What does this mean? (Disclaimer: this post contains affiliate links)
What the heck is going on with Target’s “fair trade” denim?
A few weeks ago, I started hearing the whispers from ethical influencers and bloggers: “Did you know that Target sells fair trade denim now?”
I immediately went to Google to try to find press releases or other information about the launch…and couldn’t find anything, at all, save a Reddit thread with people discussing it with about the same amount of clarity as I had.
Then I checked out the Target website, searching “fair trade jeans,” “fair trade denim,” and pretty much every other keyword I could think of. Search results brought me to select pieces from the Universal Thread line, an in-house brand Target has been selling since last year, but nothing in the product titles indicated that the items were fair trade.

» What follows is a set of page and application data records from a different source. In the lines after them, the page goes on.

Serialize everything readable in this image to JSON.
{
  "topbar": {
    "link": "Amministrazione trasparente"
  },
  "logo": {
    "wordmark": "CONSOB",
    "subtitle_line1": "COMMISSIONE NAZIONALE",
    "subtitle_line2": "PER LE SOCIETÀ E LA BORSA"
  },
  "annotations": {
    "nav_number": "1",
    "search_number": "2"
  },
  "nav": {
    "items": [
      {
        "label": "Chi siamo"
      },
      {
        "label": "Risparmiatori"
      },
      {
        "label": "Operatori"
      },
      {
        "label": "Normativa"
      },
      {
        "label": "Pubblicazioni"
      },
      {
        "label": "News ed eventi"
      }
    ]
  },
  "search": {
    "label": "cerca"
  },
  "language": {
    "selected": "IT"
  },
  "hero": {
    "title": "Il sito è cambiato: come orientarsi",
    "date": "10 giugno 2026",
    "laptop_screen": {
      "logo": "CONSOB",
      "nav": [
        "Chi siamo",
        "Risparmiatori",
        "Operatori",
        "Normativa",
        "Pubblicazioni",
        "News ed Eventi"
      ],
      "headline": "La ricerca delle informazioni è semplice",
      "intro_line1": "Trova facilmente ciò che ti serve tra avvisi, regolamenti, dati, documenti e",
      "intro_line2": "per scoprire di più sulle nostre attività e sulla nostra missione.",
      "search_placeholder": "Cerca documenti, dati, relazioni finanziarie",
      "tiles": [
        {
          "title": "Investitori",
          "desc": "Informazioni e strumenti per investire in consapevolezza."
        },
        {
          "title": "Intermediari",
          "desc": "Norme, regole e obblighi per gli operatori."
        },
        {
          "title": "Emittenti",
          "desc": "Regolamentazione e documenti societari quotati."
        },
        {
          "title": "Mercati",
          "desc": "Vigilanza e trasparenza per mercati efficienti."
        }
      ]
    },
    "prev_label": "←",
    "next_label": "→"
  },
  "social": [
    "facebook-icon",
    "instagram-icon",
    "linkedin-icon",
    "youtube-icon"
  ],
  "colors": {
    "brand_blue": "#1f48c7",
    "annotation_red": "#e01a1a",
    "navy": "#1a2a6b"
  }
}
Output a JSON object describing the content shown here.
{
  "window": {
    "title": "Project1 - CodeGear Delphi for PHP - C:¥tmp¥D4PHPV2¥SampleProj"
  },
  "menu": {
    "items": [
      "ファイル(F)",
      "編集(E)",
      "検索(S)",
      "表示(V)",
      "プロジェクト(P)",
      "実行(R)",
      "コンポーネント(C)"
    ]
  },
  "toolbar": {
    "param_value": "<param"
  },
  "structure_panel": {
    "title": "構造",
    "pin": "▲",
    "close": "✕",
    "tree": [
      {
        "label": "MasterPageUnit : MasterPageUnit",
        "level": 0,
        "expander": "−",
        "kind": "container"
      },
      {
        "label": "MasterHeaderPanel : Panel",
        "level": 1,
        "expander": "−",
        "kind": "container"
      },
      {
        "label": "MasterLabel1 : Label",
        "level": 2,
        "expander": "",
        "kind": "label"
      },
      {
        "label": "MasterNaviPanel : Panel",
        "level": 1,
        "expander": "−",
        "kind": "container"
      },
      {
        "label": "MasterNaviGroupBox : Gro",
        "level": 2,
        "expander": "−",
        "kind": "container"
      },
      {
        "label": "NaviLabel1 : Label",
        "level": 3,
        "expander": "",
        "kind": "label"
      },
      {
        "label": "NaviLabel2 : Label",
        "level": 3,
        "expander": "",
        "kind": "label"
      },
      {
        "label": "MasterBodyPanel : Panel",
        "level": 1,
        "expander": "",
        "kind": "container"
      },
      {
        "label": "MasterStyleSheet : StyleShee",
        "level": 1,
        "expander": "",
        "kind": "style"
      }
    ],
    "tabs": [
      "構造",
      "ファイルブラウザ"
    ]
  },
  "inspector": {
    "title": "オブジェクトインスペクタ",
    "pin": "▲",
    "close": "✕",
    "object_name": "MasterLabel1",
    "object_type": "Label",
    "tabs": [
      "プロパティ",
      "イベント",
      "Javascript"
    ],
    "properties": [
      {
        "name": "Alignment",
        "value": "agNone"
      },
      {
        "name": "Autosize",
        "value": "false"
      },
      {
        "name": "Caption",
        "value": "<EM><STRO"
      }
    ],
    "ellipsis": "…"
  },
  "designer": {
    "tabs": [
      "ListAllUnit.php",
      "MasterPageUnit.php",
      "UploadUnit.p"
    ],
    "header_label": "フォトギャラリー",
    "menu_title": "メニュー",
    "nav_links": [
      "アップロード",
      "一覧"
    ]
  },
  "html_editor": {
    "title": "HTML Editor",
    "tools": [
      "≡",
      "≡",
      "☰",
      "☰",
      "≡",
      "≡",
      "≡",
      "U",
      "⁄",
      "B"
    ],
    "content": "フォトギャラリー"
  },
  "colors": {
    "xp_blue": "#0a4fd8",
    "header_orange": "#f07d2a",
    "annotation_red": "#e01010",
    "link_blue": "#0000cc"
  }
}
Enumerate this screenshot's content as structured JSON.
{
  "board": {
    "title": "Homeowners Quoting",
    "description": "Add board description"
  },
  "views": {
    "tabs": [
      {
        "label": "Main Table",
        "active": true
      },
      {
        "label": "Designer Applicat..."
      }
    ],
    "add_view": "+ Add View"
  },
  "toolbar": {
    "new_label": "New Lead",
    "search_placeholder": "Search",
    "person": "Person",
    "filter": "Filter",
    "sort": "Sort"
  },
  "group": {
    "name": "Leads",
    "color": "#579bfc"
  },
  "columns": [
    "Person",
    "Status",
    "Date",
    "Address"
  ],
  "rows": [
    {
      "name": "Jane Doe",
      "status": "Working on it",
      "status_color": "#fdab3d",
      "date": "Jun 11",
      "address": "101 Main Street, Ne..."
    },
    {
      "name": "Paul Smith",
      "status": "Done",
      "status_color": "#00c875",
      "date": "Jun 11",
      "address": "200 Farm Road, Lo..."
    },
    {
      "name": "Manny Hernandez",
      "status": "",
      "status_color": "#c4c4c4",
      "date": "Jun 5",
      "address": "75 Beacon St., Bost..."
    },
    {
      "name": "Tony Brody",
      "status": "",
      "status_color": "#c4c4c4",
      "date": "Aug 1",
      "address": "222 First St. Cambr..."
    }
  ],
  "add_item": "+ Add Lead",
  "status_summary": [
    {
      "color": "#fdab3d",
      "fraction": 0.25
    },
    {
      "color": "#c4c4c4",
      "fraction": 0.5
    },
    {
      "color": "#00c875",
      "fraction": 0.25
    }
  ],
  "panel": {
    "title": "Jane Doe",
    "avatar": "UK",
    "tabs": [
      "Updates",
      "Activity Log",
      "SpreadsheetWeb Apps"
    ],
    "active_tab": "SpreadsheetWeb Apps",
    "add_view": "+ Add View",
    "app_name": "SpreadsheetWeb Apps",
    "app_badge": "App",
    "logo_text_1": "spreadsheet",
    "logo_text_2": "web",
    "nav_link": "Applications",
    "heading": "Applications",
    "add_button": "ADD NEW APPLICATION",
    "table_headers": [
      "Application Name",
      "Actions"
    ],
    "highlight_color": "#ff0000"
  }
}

Once you actually go into a listing, the Fair Trade Certified label greets you in the product description, but if you look more closely, you’ll see that the label itself says “Fair Trade Certified Factory.” This matches the language sewn into the waistband of the jeans. On the physical product and accompanying hang tags, the official logo does not appear.
Is “Fair Trade Certified Factory” the same as “fair trade certified”?
To try to understand if the factory designation is meaningful, I headed over to the Fair Trade Certified website to search their product database. As it turns out, Target is listed in the Clothing category, but the link just leads back to Target’s home page. Sooo…
I went to Target to do some sleuthing. I did a little try-on and also checked the labels for some clues.
Searching for Clues
When I looked at the country of origin, it provided further evidence for an assumption I went in with: Made in Vietnam.
While country of origin can’t tell us everything – especially when that country has a projected $50 billion dollar garment industry – it does narrow things down just a little bit. You know which major, fair trade denim factory operates in Vietnam?
Magical Saitex, constantly making a buzz for its energy saving, water reducing, recently fair trade certified, industry leading practices.
J. Crew/Madewell paid for Saitex to become fair trade certified earlier this year, after Everlane made the factory’s eco-friendliness a part of their official marketing campaign. But, according to Whitney Bauck at Fashionista, Saitex has produced for brands like Eileen Fisher and American Eagle for years.
Everlane wasn’t the first to use them, just the first to name them in their marketing. Then J. Crew Inc. took it one step further.
So, if my guess is correct, Target is producing at Saitex. If they were already producing there, this “new” fair trade line is actually just a relabeling of identical product to reflect changes made at the factory they utilize. It may also be the case that, while they’re producing at a fair trade certified factory, they haven’t paid for additional brand certification, so they’re using very specific language to clarify their orientation to the certification organization.
This would partially explain why Target didn’t reach out to the press to formally announce the change.
Even if Target’s line is totally above-board in terms of following all fair trade standards, there are a couple of red flags:
Items from the fair trade-designated line are primarily made of unsustainable rayon and polyester.
Universal Thread denim costs about $35, raising questions about factory wages and profit margins.
Still, fair trade denim at Target is a BIG DEAL!
Of course, I could be totally wrong, but in the absence of information, this was a pretty fun game! I’ll be reaching out to both Fair Trade Certified and Target to see if they can set things straight. In the meantime, if you have any information, let me know!